Jenkins is afraid that City Hall has lost sight of the three- and four-story scale of the city’s historic district, and all of the success and tourist dollars it has brought, by approving height variations for those two proposed projects. She already considers the peninsula’s “hospital neighborhood” with MUSC’s new tower to be “lost.”

Jenkins seems stricken with a sense of impending doom after the City’s Board of Architectural Review (BAR), in her opinion, recently decided to give initial approval to the Bennet-Hofford hotel/library project based on its $50-million economic impact rather than its architectural merits.

Jenkins claims, seemingly incorrectly upon further inspection, that taller buildings have not historically been a part of Charleston’s skyline. She seems not to take into account the Francis Marion Hotel, which, at 165 feet and 15 stories, towers over the downtown park.
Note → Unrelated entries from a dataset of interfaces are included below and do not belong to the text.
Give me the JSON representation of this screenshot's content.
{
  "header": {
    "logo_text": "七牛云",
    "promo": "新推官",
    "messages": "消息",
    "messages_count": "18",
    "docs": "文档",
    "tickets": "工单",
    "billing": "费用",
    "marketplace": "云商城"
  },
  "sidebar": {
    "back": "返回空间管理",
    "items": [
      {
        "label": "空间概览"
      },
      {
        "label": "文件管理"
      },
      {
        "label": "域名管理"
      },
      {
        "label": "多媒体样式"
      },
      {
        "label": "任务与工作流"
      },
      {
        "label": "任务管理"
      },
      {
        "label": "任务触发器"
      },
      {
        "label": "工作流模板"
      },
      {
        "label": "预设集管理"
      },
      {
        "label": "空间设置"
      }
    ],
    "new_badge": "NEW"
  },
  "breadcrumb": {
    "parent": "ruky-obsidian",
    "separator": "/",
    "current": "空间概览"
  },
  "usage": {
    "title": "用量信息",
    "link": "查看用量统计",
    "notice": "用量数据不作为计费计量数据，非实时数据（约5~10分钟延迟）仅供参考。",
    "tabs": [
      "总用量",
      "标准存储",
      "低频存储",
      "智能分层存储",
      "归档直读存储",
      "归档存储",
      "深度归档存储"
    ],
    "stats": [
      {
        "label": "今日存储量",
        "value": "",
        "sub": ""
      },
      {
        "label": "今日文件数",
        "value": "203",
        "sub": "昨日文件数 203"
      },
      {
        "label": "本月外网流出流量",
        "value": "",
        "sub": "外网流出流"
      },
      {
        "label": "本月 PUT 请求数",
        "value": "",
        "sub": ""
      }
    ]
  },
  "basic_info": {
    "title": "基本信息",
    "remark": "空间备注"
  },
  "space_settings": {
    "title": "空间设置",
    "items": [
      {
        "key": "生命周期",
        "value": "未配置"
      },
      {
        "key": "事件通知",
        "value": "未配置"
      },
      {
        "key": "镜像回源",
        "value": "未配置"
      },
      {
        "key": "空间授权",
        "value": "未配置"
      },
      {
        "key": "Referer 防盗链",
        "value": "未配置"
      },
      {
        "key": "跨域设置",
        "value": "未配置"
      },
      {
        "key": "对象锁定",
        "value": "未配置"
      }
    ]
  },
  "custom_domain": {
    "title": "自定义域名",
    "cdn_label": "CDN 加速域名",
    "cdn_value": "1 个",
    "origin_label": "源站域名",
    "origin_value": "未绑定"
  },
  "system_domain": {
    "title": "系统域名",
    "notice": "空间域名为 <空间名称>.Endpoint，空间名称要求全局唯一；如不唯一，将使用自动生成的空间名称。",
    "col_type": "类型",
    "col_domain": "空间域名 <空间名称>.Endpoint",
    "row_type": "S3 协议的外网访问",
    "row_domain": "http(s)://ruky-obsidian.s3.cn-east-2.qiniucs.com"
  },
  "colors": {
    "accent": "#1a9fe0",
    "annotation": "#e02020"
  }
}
Or the Ft. Sumter House hotel, which was constructed on the hallowed Battery three years after the Preservation Society was founded here.

Or the 93-foot, seven-story Mills House Hotel re-creation, built in 1968, or the 113-foot federal building on the west side of Marion Square.

Robert Stockton, a professor of historic preservation at the College of Charleston and member of BAR, agrees with Jenkins that building bigger buildings could be ruinous from a design standpoint.

“When you allow for height, that is what draws, or shocks, the eye,” says Stockton, who, nevertheless, voted for the height, mass, and scale of the contentious and ultracontemporary Clemson Architecture Center recently.

But if there is one thing everyone interviewed for this story agrees on, it’s that without regional planning, the “region” — whatever that turns out to be — is in for an interesting 20 years.

Which is why in the coming year, you’ll be reading a lot more about planning in these pages. That’s a promise.